→ **Work to complete**
Wherever the string "icon" shows up in the data below, copy the whole line.

======== Input material ========

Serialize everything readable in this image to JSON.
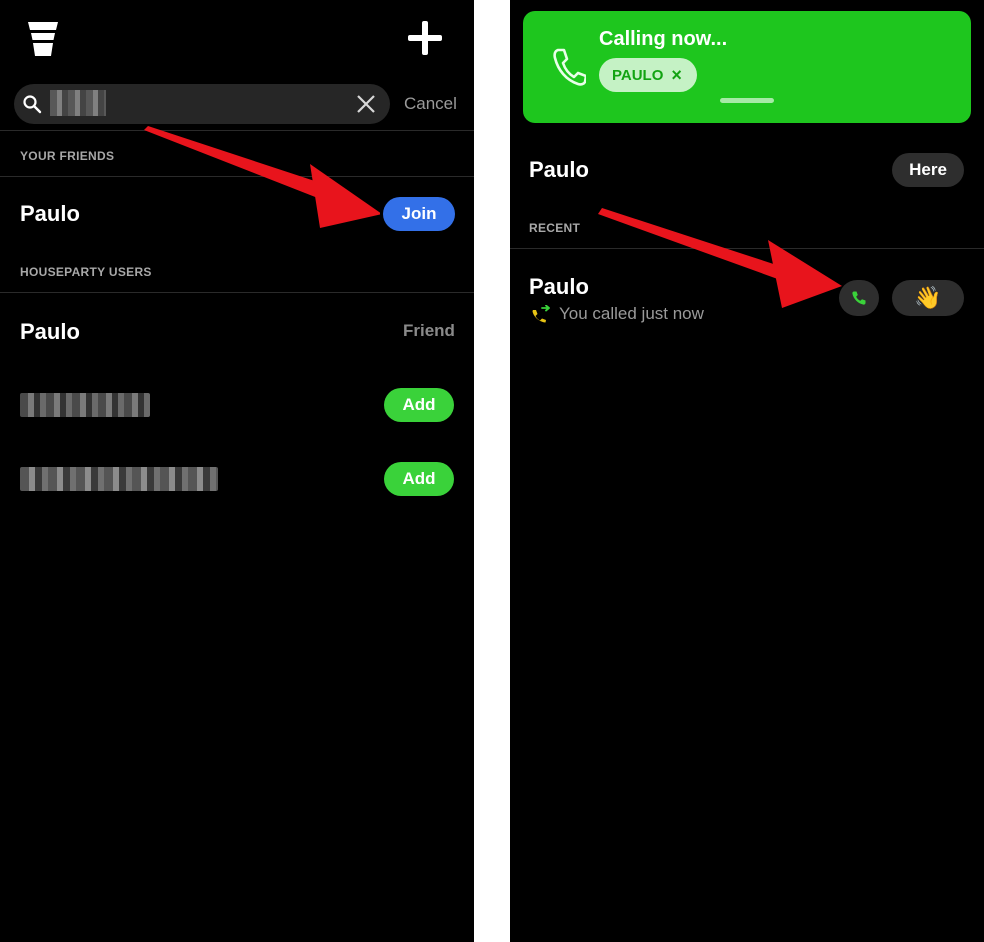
{
  "left": {
    "header": {
      "cup_icon": "cup-icon",
      "add_icon": "plus-icon"
    },
    "search": {
      "value": "",
      "clear_icon": "close-icon",
      "cancel_label": "Cancel"
    },
    "your_friends": {
      "label": "YOUR FRIENDS",
      "items": [
        {
          "name": "Paulo",
          "action": "Join"
        }
      ]
    },
    "houseparty_users": {
      "label": "HOUSEPARTY USERS",
      "items": [
        {
          "name": "Paulo",
          "status": "Friend"
        },
        {
          "name": "",
          "action": "Add"
        },
        {
          "name": "",
          "action": "Add"
        }
      ]
    }
  },
  "right": {
    "banner": {
      "title": "Calling now...",
      "chip_label": "PAULO",
      "chip_close": "×"
    },
    "here": {
      "name": "Paulo",
      "action": "Here"
    },
    "recent": {
      "label": "RECENT",
      "items": [
        {
          "name": "Paulo",
          "detail": "You called just now",
          "wave": "👋"
        }
      ]
    }
  },
  "colors": {
    "background": "#000000",
    "join_button": "#3370e8",
    "add_button": "#3ad23a",
    "calling_banner": "#1ec61e",
    "annotation_arrow": "#e8141c"
  }
}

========

→ **Task output**
      "cup_icon": "cup-icon",
      "add_icon": "plus-icon"
      "clear_icon": "close-icon",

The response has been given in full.